I write this article to you today, from the Treaty 6 territory, home of the Cree, Nakota/Sioux, Blackfoot, Salteaux and Metis Region 4. I write it specifically from, amiskwacîwâskahikan (ᐊᒥᐢᑿᒌᐚᐢᑲᐦᐃᑲᐣ) the ancestral home of the Papaschase Cree Nation. I begin in this way, because every step that every single one of us makes on this continent is on stolen Indigenous land. It is our responsibility to understand exactly whose land, and the treaties and languages and government structures of those people as a crucial first step for our entire nation to collectively decolonize.
Another crucial step is understanding the colonial history that has shaped this country and made it what it is today. Our country was birthed by misogynist, European colonizers, with direct ties to the transatlantic slave trade (and some members of our first parliament were slave owners) and along with the birth of this country came the agenda to completely eradicate Indigenous people. Their goal was to have every single Indigenous person dead. When we did not succumb to diseases, when our warriors fought back against their military, when we resisted and this government realized that we were not conquered, they struck the hearts of our communities.
Royal Canadian Mounted Police, a police force created by Sir John A McDonald specifically for the purpose of subjugating Indigenous people and imprisoning runaway slaves, infiltrated our communities and stole all the children, often waiting until the warriors were away hunting and providing for their families or in ceremony. There are countless stories from elders alive today who were told to go hide in the bush, or who were old enough to go hunting with their parents and then came back and every other child in the community had disappeared. This destroyed the core of our family structures and our way of living which was all for the sake of providing a future for the next generation.
Contrary to popular belief that residential schools were somehow beneficial to Indigenous people, (by ignorant people who believe that we learned to read and write the French or English language through this process) understand, that we already had complex systems of language, of mathematics, of astronomy and biology, and yes – we did read and write – a complex system of syllabics, petroglyphs and wampum belts still exist to this day with cave drawings carbon dated at several thousands of years old as proof.
The only purpose residential schools posed was assimilate indigenous children into Canadian citizens, or more aptly put, to “kill the indian in the child” a phrase most commonly misappropriated to Duncan Campbell Scott, but was however a common philosophy that the Canadian government operated by from the opening of the first residential school, the Mohawk Institute in Brantford, Ontario, which accepted its first boarding students in 1831 until the closing of the The Gordon Residential School in Punnichy, Saskatchewan in 1996. During that time over 130 residential schools operated in Canada with an estimated 150,000 children attending these schools and an estimated 6,000 died while in the schools or while attempting to run away. In 1931, there were 80 residential schools operating in Canada. This was the most at any one time. There are people still alive today who went to residential schools, and for their descendants who didn’t, we still face the intergenerational trauma of having our languages ripped away from us, our cultural identity, and shame in regard to our indigeneity.
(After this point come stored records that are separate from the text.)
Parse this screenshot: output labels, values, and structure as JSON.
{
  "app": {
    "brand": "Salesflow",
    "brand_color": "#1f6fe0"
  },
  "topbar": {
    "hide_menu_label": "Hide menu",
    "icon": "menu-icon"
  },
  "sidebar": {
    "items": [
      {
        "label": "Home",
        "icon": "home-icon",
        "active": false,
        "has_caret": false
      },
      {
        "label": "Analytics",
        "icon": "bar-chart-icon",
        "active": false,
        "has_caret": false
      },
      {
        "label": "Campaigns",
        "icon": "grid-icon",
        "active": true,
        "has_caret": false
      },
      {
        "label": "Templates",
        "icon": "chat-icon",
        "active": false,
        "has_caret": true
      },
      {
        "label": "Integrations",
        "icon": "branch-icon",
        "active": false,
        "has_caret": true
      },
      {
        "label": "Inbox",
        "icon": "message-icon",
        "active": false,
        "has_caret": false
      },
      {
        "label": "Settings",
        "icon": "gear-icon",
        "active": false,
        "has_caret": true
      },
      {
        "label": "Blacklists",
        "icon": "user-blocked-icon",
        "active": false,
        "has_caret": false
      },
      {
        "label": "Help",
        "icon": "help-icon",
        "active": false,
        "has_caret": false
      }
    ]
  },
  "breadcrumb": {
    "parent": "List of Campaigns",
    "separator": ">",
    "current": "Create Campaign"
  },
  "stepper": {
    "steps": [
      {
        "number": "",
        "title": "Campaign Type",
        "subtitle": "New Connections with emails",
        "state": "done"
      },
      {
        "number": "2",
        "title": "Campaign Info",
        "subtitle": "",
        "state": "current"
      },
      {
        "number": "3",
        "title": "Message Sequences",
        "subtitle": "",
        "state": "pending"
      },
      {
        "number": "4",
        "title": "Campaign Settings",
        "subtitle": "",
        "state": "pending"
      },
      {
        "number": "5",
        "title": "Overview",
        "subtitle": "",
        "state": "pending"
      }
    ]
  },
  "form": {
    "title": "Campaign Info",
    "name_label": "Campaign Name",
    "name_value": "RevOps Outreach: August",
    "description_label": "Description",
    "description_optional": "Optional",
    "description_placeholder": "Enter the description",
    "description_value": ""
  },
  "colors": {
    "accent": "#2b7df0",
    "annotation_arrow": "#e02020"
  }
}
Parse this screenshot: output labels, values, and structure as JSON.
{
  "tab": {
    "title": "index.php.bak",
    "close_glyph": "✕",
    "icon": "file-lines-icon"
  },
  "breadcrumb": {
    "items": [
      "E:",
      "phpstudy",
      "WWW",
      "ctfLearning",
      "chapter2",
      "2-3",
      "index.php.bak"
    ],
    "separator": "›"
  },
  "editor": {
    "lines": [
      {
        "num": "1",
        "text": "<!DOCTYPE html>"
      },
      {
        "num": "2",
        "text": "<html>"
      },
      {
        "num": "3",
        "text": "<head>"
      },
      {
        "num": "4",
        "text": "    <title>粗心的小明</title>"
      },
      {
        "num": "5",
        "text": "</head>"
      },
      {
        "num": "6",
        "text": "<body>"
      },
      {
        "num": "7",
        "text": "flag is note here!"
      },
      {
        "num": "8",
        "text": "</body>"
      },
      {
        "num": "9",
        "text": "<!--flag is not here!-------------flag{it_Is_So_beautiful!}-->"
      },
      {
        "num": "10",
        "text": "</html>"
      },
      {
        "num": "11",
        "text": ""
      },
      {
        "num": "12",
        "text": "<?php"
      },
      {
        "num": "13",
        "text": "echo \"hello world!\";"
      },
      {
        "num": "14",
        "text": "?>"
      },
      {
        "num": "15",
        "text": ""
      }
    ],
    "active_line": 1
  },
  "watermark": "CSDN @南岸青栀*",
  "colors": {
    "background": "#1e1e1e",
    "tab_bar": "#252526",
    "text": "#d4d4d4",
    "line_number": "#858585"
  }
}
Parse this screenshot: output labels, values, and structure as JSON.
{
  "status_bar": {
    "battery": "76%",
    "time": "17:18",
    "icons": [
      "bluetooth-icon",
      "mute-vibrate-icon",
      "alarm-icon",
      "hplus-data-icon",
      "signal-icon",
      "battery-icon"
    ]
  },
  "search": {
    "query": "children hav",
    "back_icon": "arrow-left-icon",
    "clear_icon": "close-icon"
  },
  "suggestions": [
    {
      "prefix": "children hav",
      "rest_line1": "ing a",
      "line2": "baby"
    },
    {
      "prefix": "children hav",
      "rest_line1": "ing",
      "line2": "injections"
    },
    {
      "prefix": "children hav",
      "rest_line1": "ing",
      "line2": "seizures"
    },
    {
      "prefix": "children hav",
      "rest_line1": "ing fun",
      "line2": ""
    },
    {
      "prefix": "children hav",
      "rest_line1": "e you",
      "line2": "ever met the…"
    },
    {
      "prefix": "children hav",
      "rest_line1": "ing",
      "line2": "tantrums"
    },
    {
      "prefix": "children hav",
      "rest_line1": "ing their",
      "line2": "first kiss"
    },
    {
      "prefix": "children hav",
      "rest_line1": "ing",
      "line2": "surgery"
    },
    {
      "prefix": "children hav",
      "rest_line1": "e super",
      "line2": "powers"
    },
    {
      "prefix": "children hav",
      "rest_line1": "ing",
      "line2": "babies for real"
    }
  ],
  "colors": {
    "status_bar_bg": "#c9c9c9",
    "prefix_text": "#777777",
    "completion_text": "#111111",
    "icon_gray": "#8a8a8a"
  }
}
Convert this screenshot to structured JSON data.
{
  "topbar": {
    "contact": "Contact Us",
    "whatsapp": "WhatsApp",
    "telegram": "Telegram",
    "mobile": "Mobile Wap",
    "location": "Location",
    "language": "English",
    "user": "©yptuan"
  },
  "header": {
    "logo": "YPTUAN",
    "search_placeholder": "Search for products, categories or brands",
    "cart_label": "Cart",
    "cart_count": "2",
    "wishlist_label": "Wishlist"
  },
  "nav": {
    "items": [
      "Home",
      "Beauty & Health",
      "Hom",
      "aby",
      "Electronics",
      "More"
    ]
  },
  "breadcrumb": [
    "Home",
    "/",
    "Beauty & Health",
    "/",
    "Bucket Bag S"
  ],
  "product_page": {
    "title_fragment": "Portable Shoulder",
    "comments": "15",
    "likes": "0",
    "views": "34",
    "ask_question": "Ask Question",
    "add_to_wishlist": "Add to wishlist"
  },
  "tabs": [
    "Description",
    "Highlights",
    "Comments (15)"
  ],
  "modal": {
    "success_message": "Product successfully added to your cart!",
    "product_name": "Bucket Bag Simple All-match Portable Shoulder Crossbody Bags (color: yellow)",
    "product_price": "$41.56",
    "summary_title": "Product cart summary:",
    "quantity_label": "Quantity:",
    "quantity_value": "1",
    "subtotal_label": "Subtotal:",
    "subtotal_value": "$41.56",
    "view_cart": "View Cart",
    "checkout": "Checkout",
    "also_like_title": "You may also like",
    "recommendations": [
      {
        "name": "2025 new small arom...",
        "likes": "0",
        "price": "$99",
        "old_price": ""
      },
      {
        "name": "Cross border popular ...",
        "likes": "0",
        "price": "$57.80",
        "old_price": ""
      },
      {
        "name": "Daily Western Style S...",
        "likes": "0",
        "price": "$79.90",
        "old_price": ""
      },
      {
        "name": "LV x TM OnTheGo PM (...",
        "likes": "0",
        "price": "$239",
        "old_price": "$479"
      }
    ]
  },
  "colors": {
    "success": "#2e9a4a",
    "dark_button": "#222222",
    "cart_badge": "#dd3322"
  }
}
Indigenous people face daily barriers such as not having clean drinking water, poverty, mental health issues, our rights to hunt and fish and protect the land that the Creator gifted to us, stripped away by corporations that only want to make money. We are still to this day being colonized, there are more Indigenous children in the care of Child Protective Social Services than ever before, Indigenous women, girls and two spirit people are going missing and being murdered by the thousands every year. I challenge all of us, as a society, to take a good look at how we benefit from colonization, how we benefit when Indigenous people are being subjugated and ask yourself, if this is really what you want from this country? Will you simply stay complacent in the benefits of your privilege or will you rise and do your best to effect positive change for the people around you? For the Indigenous nation’s land on which you live and work on every day? That change starts with bringing awareness to our traumatic history, and wearing an orange shirt and discussing the impacts of residential school is the beginning. It’s the bare minimum.
Taking that decolonial practice and making it a daily reality, is the most important life-long commitment you can make.
Chi miigwetch for listening,
Mixed Anishnaabe, L’nu & white settler, Scottish, French
Further reading and resources about Orange Shirt Day:
What is Orange Shirt Day?
Alberta Orange Shirt Day 2020 – Alberta Opportunities
Autonomously And With Conviction: A Métis Refusal Of State-Led Reconciliation